"Put it this way. How many linebackers are there in football? Figure six per team, maybe more, so that's 170 or so linebackers, right? O.K., where would you rank me among those 170? Top 10? So if you're a coach, wouldn't you want one of the top 10 players out of 170?"
At one time, any questions about his mortality, of his decline, would have drawn a glare and snarl from LT. Now, though, it seems that Taylor is searching for some sort of focus on the decade he has spent in the Meadowlands of New Jersey, some kind of definition.

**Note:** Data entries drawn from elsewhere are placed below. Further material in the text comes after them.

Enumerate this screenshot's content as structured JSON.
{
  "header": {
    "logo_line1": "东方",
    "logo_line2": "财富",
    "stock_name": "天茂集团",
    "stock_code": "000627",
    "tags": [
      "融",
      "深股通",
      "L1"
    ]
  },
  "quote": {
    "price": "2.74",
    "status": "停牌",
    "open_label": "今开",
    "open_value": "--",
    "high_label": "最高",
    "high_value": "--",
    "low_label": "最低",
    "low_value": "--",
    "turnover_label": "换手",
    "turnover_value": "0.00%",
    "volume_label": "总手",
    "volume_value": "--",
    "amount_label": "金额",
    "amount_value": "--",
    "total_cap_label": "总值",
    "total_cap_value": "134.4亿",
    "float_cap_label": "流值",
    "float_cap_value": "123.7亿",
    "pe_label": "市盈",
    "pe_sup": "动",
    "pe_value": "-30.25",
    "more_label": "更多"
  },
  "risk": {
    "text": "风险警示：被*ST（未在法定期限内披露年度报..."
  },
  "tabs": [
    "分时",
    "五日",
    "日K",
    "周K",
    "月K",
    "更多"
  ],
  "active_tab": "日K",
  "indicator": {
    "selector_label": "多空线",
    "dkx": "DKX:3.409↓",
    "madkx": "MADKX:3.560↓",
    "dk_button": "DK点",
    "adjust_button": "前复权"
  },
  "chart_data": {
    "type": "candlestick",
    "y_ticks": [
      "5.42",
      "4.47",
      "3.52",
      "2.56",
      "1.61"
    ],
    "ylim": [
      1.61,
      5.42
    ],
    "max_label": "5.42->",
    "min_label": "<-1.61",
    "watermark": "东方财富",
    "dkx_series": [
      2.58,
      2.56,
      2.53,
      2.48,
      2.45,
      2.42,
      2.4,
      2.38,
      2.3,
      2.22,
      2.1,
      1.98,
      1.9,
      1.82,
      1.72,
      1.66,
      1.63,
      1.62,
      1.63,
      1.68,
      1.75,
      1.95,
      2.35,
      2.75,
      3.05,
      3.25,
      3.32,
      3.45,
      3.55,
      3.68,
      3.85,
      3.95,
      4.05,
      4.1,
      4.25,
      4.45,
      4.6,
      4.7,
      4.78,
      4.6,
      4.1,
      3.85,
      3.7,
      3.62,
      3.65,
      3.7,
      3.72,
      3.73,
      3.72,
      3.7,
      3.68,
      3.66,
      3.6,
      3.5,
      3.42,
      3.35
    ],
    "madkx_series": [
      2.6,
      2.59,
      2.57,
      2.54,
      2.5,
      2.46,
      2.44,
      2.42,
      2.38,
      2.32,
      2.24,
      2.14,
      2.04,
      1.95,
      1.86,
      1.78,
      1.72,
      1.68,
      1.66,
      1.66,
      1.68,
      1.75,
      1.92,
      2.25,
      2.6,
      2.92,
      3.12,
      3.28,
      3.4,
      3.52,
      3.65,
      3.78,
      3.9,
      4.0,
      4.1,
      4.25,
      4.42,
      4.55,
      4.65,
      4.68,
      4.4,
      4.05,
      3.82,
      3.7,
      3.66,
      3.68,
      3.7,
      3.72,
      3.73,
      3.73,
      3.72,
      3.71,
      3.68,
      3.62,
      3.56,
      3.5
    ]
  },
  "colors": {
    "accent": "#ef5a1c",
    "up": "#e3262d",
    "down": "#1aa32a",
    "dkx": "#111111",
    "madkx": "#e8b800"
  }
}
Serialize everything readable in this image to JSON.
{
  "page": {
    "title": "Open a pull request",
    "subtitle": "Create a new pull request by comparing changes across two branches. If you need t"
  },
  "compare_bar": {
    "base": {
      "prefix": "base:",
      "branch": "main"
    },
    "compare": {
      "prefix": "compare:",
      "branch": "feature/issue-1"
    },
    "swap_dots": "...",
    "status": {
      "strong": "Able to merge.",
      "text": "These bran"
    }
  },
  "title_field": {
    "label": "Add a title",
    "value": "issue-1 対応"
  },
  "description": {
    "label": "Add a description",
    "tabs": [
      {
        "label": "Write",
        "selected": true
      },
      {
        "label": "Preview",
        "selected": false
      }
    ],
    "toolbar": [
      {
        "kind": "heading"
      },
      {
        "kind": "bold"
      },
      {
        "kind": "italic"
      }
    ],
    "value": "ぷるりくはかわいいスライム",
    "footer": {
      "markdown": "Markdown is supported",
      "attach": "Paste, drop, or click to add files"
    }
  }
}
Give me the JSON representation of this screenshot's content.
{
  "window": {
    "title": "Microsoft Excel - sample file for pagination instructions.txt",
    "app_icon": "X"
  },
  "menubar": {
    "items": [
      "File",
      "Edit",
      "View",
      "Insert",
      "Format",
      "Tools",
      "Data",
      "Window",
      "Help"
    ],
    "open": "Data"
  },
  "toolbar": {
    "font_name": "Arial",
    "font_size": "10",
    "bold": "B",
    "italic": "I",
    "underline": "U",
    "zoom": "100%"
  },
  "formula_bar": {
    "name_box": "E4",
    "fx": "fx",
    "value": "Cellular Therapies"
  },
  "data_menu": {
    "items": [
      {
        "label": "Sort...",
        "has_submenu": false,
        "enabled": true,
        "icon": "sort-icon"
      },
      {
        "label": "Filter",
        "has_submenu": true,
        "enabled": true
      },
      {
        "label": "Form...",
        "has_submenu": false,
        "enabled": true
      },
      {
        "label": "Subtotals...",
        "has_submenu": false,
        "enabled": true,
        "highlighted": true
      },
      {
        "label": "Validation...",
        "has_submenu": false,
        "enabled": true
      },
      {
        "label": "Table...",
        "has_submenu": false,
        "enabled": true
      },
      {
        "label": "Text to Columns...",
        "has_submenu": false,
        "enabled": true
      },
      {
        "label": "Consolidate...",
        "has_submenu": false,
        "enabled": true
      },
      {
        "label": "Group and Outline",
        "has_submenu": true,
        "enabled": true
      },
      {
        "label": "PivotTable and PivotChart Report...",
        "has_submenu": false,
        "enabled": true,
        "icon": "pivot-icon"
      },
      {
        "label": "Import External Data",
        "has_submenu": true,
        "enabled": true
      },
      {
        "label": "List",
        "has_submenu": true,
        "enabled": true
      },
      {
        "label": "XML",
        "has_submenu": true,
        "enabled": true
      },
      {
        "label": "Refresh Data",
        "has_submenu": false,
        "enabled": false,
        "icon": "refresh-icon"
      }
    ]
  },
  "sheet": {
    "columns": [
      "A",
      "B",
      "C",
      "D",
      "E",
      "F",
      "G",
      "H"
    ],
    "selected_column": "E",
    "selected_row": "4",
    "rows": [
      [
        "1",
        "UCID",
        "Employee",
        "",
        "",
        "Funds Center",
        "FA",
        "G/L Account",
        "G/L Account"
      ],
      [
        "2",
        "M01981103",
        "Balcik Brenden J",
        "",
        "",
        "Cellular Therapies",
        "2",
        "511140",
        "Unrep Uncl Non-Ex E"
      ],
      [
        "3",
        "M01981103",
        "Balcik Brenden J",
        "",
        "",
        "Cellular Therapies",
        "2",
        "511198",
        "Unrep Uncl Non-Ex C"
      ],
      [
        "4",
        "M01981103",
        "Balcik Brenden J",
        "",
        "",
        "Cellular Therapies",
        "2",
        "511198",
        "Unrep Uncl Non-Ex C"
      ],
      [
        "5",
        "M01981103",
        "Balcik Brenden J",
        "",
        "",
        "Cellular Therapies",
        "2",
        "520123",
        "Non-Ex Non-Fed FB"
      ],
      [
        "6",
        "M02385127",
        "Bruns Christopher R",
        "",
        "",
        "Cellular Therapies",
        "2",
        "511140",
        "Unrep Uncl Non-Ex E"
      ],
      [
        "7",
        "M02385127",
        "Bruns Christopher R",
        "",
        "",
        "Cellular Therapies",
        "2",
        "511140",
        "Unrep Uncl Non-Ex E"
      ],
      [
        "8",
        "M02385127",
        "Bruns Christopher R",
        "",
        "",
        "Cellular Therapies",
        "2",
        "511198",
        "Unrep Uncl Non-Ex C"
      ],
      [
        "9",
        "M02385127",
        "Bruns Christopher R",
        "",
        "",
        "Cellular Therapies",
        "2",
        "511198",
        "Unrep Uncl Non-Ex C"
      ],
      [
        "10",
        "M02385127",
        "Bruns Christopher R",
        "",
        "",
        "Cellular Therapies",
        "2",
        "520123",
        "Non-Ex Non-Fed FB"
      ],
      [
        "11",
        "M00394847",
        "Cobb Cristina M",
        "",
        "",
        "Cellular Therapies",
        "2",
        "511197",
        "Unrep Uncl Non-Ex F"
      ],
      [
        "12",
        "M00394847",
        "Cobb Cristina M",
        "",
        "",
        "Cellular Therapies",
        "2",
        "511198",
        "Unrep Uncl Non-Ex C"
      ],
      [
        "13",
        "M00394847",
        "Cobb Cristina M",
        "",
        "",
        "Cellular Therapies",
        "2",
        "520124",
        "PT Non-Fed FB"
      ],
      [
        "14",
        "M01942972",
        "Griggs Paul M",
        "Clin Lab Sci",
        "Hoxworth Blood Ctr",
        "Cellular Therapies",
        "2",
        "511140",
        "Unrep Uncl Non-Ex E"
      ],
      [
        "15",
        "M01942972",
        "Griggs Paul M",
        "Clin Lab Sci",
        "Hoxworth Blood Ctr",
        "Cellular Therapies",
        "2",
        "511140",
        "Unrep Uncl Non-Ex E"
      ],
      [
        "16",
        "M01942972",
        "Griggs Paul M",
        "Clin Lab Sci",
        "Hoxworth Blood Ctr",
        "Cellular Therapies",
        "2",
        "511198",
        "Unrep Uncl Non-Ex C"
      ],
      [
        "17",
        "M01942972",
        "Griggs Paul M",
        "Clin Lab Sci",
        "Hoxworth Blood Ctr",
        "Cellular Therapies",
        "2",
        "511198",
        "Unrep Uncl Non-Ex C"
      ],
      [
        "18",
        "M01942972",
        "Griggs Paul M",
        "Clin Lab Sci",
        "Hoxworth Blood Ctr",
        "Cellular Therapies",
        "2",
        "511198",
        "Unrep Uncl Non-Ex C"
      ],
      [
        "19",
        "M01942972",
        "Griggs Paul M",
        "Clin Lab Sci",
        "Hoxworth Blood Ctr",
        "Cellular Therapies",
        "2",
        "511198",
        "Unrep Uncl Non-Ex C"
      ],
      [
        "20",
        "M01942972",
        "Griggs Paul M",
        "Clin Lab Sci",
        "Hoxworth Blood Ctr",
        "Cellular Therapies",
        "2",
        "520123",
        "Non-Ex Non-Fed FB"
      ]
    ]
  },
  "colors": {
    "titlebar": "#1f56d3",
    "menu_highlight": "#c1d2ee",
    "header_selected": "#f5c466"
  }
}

The close friends he made among the Giants—Reece, George Martin and Harry Carson—are gone. So is Bill Parcells, who had been with LT since the beginning, first as New York's defensive coordinator and then as the head man. Parcells shielded Taylor from the press when everything was falling apart, back in March 1986, after the story came out that Taylor was in drug rehab. During the '84 season, there was suspicion that he was drinking heavily, and possibly doing drugs. The next year players occasionally went to Parcells and told him of their concern for LT. Parcells said he would deal with it. And he tried to.
"Our relationship suffered," Taylor says. "I couldn't get too close. I didn't want him to see what I was getting into. Even though I knew he'd always be there for me, I kept him at arm's length."
The writers knew what was going on; some of them had been out drinking with LT during his first couple of years in the league. He'd been a fun guy, chatty, friendly. They liked him, and as he sank deeper into his personal turmoil, as he turned nasty and unpredictable, they began to fear him—the glare, the muttered "Get out of my face." But the story was never written. "The reason why nobody wrote it was that they didn't have any proof," Taylor says. "There's a thing called libel."
When the story broke that Taylor was in rehab, the Giants at first denied it and then confirmed it five weeks later. Since then, Taylor's relations with the press have been ambivalent—friendly one day, silent the next, depending on his mood.
"The reason why I got so ticked is that I'd decided on my own to get my problem corrected," he says. "I got into it on my own; I was going to take care of it on my own. For years I was the man around here, could do no wrong in the media's eyes. Then all of a sudden they're writing that LT's got a problem, so he snuck off by himself. It made mc look like a dog. It hampered my treatment.